What happens when a student’s standardized test data, medical information, discipline record, and attendance become a part of this permanent record? What happens if that information is wrong? How do you go about correcting it? Who puts information in this distributed ledger? There are so many unanswered questions about this technology. For businesses and corporations, I get it. But when it comes to the eventual distribution to ALL people, my red flags go way up.
The Senate passed Senate Bill 69 with 20 yes and 1 not voting (Senator Bryant Richardson). I’m not sure why he chose not to vote. There was hardly anyone else during this vote. A handful of lobbyists and that was about it. I did see the primary sponsor, Senator Bryan Townsend, leaving Governor Carney’s office shortly before the Senate convened.
There was a flurry of activity at Legislative Hall today. Pro-lifers and some pro-choicers caused a long line to get in. I guess nobody told them that arriving at 2pm does nothing because the House doesn’t vote on bills until after they go to Caucus. Which they are still in since the House isn’t back in session yet. I went for the SB69 vote and got back home a little while ago.

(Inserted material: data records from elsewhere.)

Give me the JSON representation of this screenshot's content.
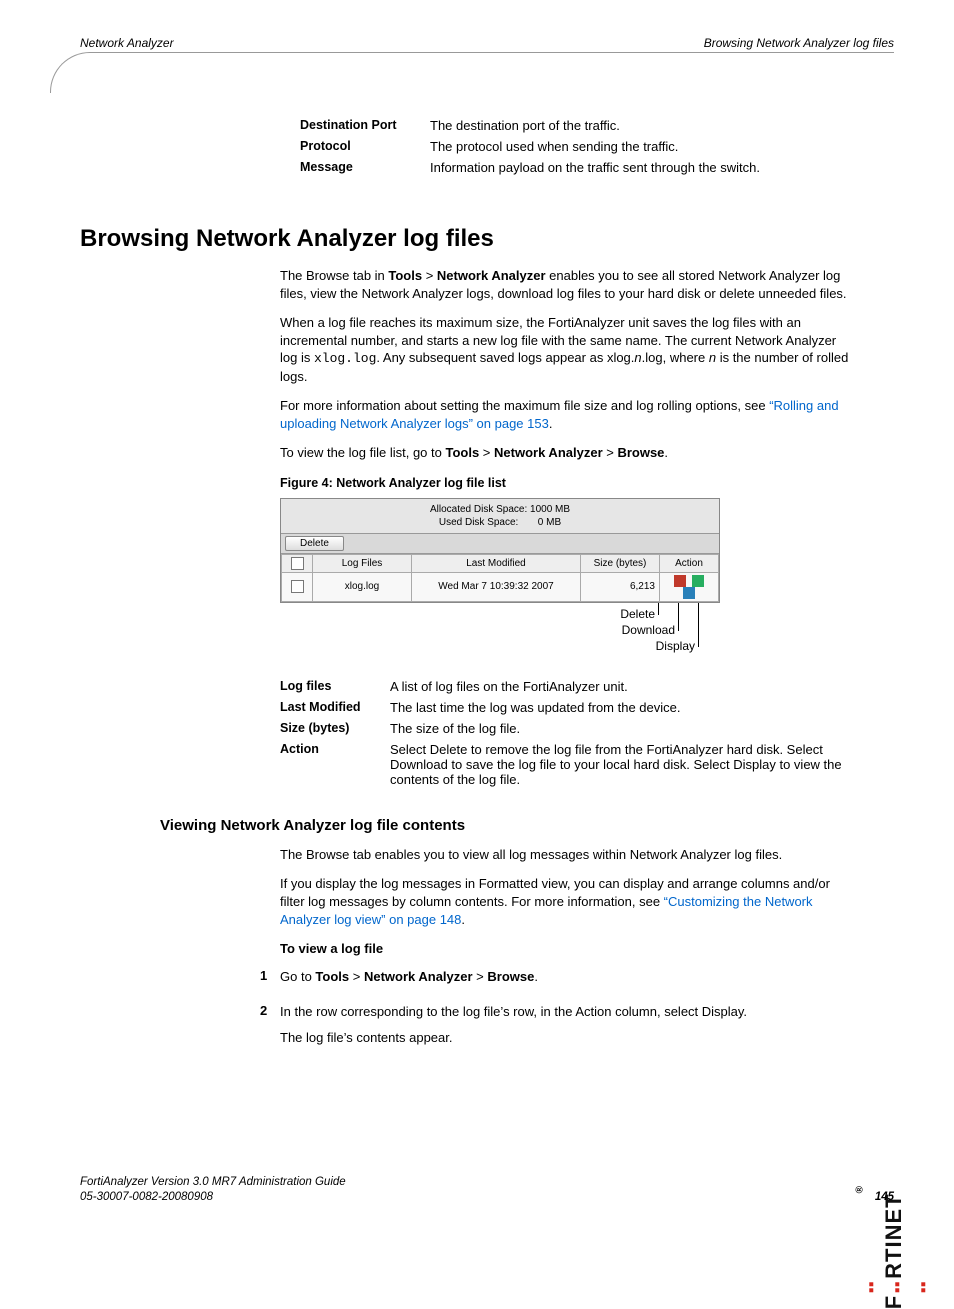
{
  "header": {
    "left": "Network Analyzer",
    "right": "Browsing Network Analyzer log files"
  },
  "top_defs": [
    {
      "term": "Destination Port",
      "desc": "The destination port of the traffic."
    },
    {
      "term": "Protocol",
      "desc": "The protocol used when sending the traffic."
    },
    {
      "term": "Message",
      "desc": "Information payload on the traffic sent through the switch."
    }
  ],
  "h1": "Browsing Network Analyzer log files",
  "intro": {
    "p1a": "The Browse tab in ",
    "p1b": "Tools",
    "p1c": " > ",
    "p1d": "Network Analyzer",
    "p1e": " enables you to see all stored Network Analyzer log files, view the Network Analyzer logs, download log files to your hard disk or delete unneeded files.",
    "p2a": "When a log file reaches its maximum size, the FortiAnalyzer unit saves the log files with an incremental number, and starts a new log file with the same name. The current Network Analyzer log is ",
    "p2code": "xlog.log",
    "p2b": ". Any subsequent saved logs appear as xlog.",
    "p2i": "n",
    "p2c": ".log, where ",
    "p2i2": "n",
    "p2d": " is the number of rolled logs.",
    "p3a": "For more information about setting the maximum file size and log rolling options, see ",
    "p3link": "“Rolling and uploading Network Analyzer logs” on page 153",
    "p3b": ".",
    "p4a": "To view the log file list, go to ",
    "p4b": "Tools",
    "p4c": " > ",
    "p4d": "Network Analyzer",
    "p4e": " > ",
    "p4f": "Browse",
    "p4g": "."
  },
  "figure": {
    "caption": "Figure 4:   Network Analyzer log file list",
    "alloc_label": "Allocated Disk Space:",
    "alloc_value": "1000 MB",
    "used_label": "Used Disk Space:",
    "used_value": "0 MB",
    "delete_btn": "Delete",
    "cols": {
      "c1": "Log Files",
      "c2": "Last Modified",
      "c3": "Size (bytes)",
      "c4": "Action"
    },
    "row": {
      "name": "xlog.log",
      "mod": "Wed Mar 7 10:39:32 2007",
      "size": "6,213"
    },
    "callouts": {
      "delete": "Delete",
      "download": "Download",
      "display": "Display"
    }
  },
  "col_defs": [
    {
      "term": "Log files",
      "desc": "A list of log files on the FortiAnalyzer unit."
    },
    {
      "term": "Last Modified",
      "desc": "The last time the log was updated from the device."
    },
    {
      "term": "Size (bytes)",
      "desc": "The size of the log file."
    },
    {
      "term": "Action",
      "desc": "Select Delete to remove the log file from the FortiAnalyzer hard disk. Select Download to save the log file to your local hard disk. Select Display to view the contents of the log file."
    }
  ],
  "h2": "Viewing Network Analyzer log file contents",
  "view": {
    "p1": "The Browse tab enables you to view all log messages within Network Analyzer log files.",
    "p2a": "If you display the log messages in Formatted view, you can display and arrange columns and/or filter log messages by column contents. For more information, see ",
    "p2link": "“Customizing the Network Analyzer log view” on page 148",
    "p2b": ".",
    "instr_head": "To view a log file",
    "step1a": "Go to ",
    "step1b": "Tools",
    "step1c": " > ",
    "step1d": "Network Analyzer",
    "step1e": " > ",
    "step1f": "Browse",
    "step1g": ".",
    "step2": "In the row corresponding to the log file’s row, in the Action column, select Display.",
    "step2b": "The log file’s contents appear."
  },
  "footer": {
    "line1": "FortiAnalyzer Version 3.0 MR7 Administration Guide",
    "line2": "05-30007-0082-20080908",
    "page": "145"
  },
  "brand": "F    RTINET"
}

Many of the pro-lifers left.
I did have some chats down here. I heard some rumblings about a few things. One of them being a school district consolidation bill that is floating around. I haven’t seen it yet.
I did have this conversation:

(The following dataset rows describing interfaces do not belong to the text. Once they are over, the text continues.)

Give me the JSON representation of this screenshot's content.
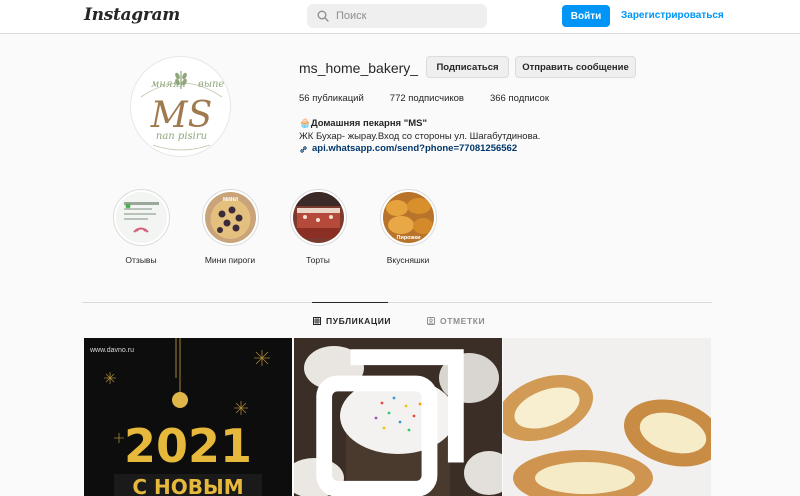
{
  "nav": {
    "logo": "Instagram",
    "search_placeholder": "Поиск",
    "login_label": "Войти",
    "signup_label": "Зарегистрироваться"
  },
  "profile": {
    "username": "ms_home_bakery_",
    "follow_label": "Подписаться",
    "message_label": "Отправить сообщение",
    "avatar_logo": {
      "top_left": "мняяя",
      "top_right": "выпе",
      "monogram": "MS",
      "bottom": "nan pisiru"
    },
    "stats": {
      "posts": "56 публикаций",
      "followers": "772 подписчиков",
      "following": "366 подписок"
    },
    "bio": {
      "name": "🧁Домашняя пекарня \"MS\"",
      "address": "ЖК Бухар- жырау.Вход со стороны ул. Шагабутдинова.",
      "link": "api.whatsapp.com/send?phone=77081256562"
    }
  },
  "highlights": [
    {
      "label": "Отзывы",
      "icon": "reviews-screenshot"
    },
    {
      "label": "Мини пироги",
      "icon": "mini-pie"
    },
    {
      "label": "Торты",
      "icon": "cake"
    },
    {
      "label": "Вкусняшки",
      "icon": "pastries"
    }
  ],
  "highlight_overlays": {
    "mini": "МИНИ",
    "pastries": "Пирожки"
  },
  "tabs": {
    "posts": "ПУБЛИКАЦИИ",
    "tagged": "ОТМЕТКИ"
  },
  "posts": {
    "post1": {
      "watermark": "www.davno.ru",
      "year": "2021",
      "greeting": "С НОВЫМ"
    },
    "post2": {
      "type": "photo",
      "multi": true
    },
    "post3": {
      "type": "photo"
    }
  },
  "colors": {
    "accent": "#0095f6",
    "link": "#00376b",
    "avatar_green": "#8fa67a",
    "avatar_brown": "#a07a4f"
  }
}
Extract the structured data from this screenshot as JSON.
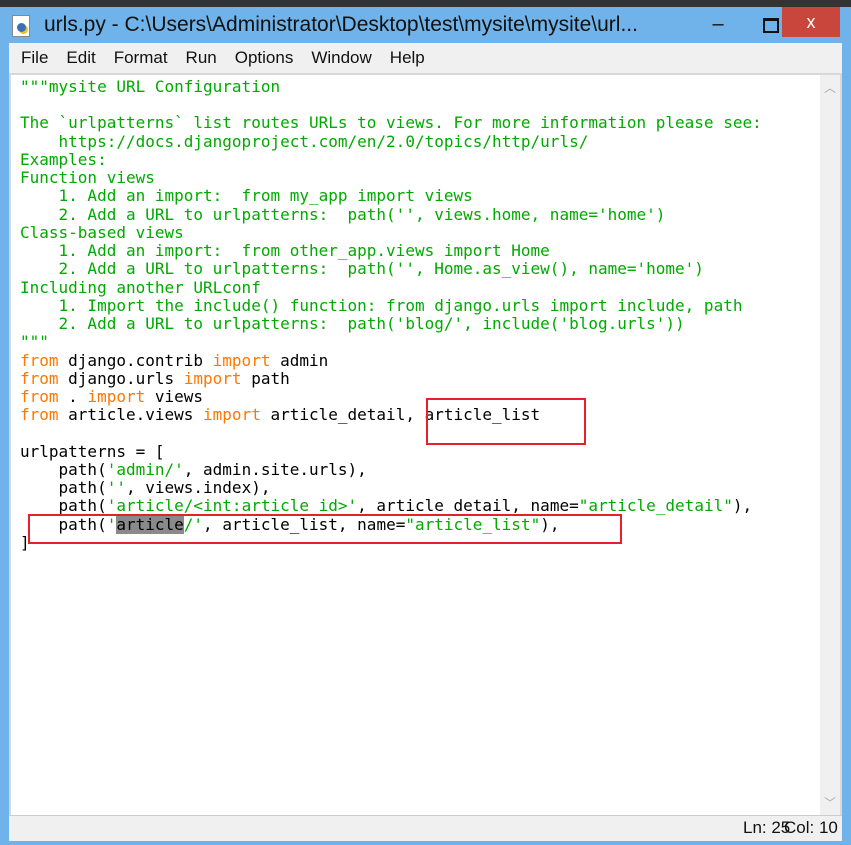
{
  "window": {
    "title": "urls.py - C:\\Users\\Administrator\\Desktop\\test\\mysite\\mysite\\url...",
    "minimize": "–",
    "close": "x"
  },
  "menu": [
    "File",
    "Edit",
    "Format",
    "Run",
    "Options",
    "Window",
    "Help"
  ],
  "code_lines": [
    [
      {
        "t": "\"\"\"mysite URL Configuration",
        "c": "str"
      }
    ],
    [],
    [
      {
        "t": "The `urlpatterns` list routes URLs to views. For more information please see:",
        "c": "str"
      }
    ],
    [
      {
        "t": "    https://docs.djangoproject.com/en/2.0/topics/http/urls/",
        "c": "str"
      }
    ],
    [
      {
        "t": "Examples:",
        "c": "str"
      }
    ],
    [
      {
        "t": "Function views",
        "c": "str"
      }
    ],
    [
      {
        "t": "    1. Add an import:  from my_app import views",
        "c": "str"
      }
    ],
    [
      {
        "t": "    2. Add a URL to urlpatterns:  path('', views.home, name='home')",
        "c": "str"
      }
    ],
    [
      {
        "t": "Class-based views",
        "c": "str"
      }
    ],
    [
      {
        "t": "    1. Add an import:  from other_app.views import Home",
        "c": "str"
      }
    ],
    [
      {
        "t": "    2. Add a URL to urlpatterns:  path('', Home.as_view(), name='home')",
        "c": "str"
      }
    ],
    [
      {
        "t": "Including another URLconf",
        "c": "str"
      }
    ],
    [
      {
        "t": "    1. Import the include() function: from django.urls import include, path",
        "c": "str"
      }
    ],
    [
      {
        "t": "    2. Add a URL to urlpatterns:  path('blog/', include('blog.urls'))",
        "c": "str"
      }
    ],
    [
      {
        "t": "\"\"\"",
        "c": "str"
      }
    ],
    [
      {
        "t": "from",
        "c": "kw"
      },
      {
        "t": " django.contrib ",
        "c": ""
      },
      {
        "t": "import",
        "c": "kw"
      },
      {
        "t": " admin",
        "c": ""
      }
    ],
    [
      {
        "t": "from",
        "c": "kw"
      },
      {
        "t": " django.urls ",
        "c": ""
      },
      {
        "t": "import",
        "c": "kw"
      },
      {
        "t": " path",
        "c": ""
      }
    ],
    [
      {
        "t": "from",
        "c": "kw"
      },
      {
        "t": " . ",
        "c": ""
      },
      {
        "t": "import",
        "c": "kw"
      },
      {
        "t": " views",
        "c": ""
      }
    ],
    [
      {
        "t": "from",
        "c": "kw"
      },
      {
        "t": " article.views ",
        "c": ""
      },
      {
        "t": "import",
        "c": "kw"
      },
      {
        "t": " article_detail, article_list",
        "c": ""
      }
    ],
    [],
    [
      {
        "t": "urlpatterns = [",
        "c": ""
      }
    ],
    [
      {
        "t": "    path(",
        "c": ""
      },
      {
        "t": "'admin/'",
        "c": "str"
      },
      {
        "t": ", admin.site.urls),",
        "c": ""
      }
    ],
    [
      {
        "t": "    path(",
        "c": ""
      },
      {
        "t": "''",
        "c": "str"
      },
      {
        "t": ", views.index),",
        "c": ""
      }
    ],
    [
      {
        "t": "    path(",
        "c": ""
      },
      {
        "t": "'article/<int:article_id>'",
        "c": "str"
      },
      {
        "t": ", article_detail, name=",
        "c": ""
      },
      {
        "t": "\"article_detail\"",
        "c": "str"
      },
      {
        "t": "),",
        "c": ""
      }
    ],
    [
      {
        "t": "    path(",
        "c": ""
      },
      {
        "t": "'",
        "c": "str"
      },
      {
        "t": "article",
        "c": "sel"
      },
      {
        "t": "/'",
        "c": "str"
      },
      {
        "t": ", article_list, name=",
        "c": ""
      },
      {
        "t": "\"article_list\"",
        "c": "str"
      },
      {
        "t": "),",
        "c": ""
      }
    ],
    [
      {
        "t": "]",
        "c": ""
      }
    ]
  ],
  "status": {
    "line": "Ln: 25",
    "col": "Col: 10"
  },
  "colors": {
    "keyword": "#ff7700",
    "string": "#00aa00",
    "highlight_box": "#e8202a",
    "titlebar": "#6fb3ea"
  }
}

I just wanted to let you know your analysis is always right. I read every article you put on your blog.
Yeah, but does HE read it? (pointing to Governor Carney’s office)

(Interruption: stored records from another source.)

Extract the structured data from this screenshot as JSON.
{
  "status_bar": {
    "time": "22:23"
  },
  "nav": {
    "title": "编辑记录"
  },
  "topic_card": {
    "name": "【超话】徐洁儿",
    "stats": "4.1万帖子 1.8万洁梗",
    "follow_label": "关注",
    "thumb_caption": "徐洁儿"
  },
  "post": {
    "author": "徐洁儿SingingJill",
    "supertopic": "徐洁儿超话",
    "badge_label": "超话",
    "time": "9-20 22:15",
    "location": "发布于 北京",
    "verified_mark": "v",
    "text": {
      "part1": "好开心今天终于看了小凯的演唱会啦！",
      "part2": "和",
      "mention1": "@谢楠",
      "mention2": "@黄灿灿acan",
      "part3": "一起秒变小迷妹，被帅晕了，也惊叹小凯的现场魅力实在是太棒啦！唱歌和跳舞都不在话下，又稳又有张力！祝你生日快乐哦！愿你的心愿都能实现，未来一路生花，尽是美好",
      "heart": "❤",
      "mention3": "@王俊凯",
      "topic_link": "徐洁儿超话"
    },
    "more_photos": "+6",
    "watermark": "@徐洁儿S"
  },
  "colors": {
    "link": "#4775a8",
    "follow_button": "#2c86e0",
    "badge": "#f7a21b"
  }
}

He doesn’t read your stuff. He doesn’t have time for that. But I know his education policy advisor does.
That is always a comforting thought. The most powerful political guy in the state doesn’t read my stuff. How assuring! I know Jack did. Jack read everything that had his name on it, good or bad. This led to a conversation about the time I sang for Jack Markell. When asked if I was going to make a song for John Carney, I answered my singing days are over. But you never know…
State Rep. Earl Jaques’ new tax ’em without a referendum bill was officially introduced today. House Bill 213 was assigned to the House Education Committee.
I heard some people having extreme agita about Senate Bill 50, Senator Harris McDowell’s love fest for Del-Tech. Which would mimic how vocational school districts are funded for minor and major capital projects. It would also give Del-Tech’s board the, you guessed it, ability to raise property taxes without a referendum for these projects. Yes folks, they want us taxpayers to now fund community colleges and their pet projects as well!
State Rep. John Kowalko introduced House Bill #209 which would prevent the abuse of epilogue language in the state budget. Kowalko’s bill would prevent the “waivers” that occur every single year which go against Delaware state code. Think of the Charter School Transportation Slush Fund as just one example of this abuse.
I can’t imagine what State Rep. Jeff Spiegelman was thinking when he introduced House Bill #194 which would eliminate the senior tax credit for anyone born after 1967. I can’t imagine too many Republicans would be on board with this, but they are all Republican sponsors on the bill. That tax credit was something I was looking forward to. Thanks for that Jeff! It still has to pass. Can’t imagine that happening with all this talk about budget deficits and “shared sacrifice”… insert sarcasm here…
I saw some faces from yesteryear as well. Always good to chat with people I didn’t think I would see again. I see on social media that some people I know were there today and I didn’t even see them. Maybe next time.
That’s it for now folks. In the coming days I’m going to have to list ALL the Delaware education legislation floating around. I used to keep track of this stuff daily but it is a lot of work.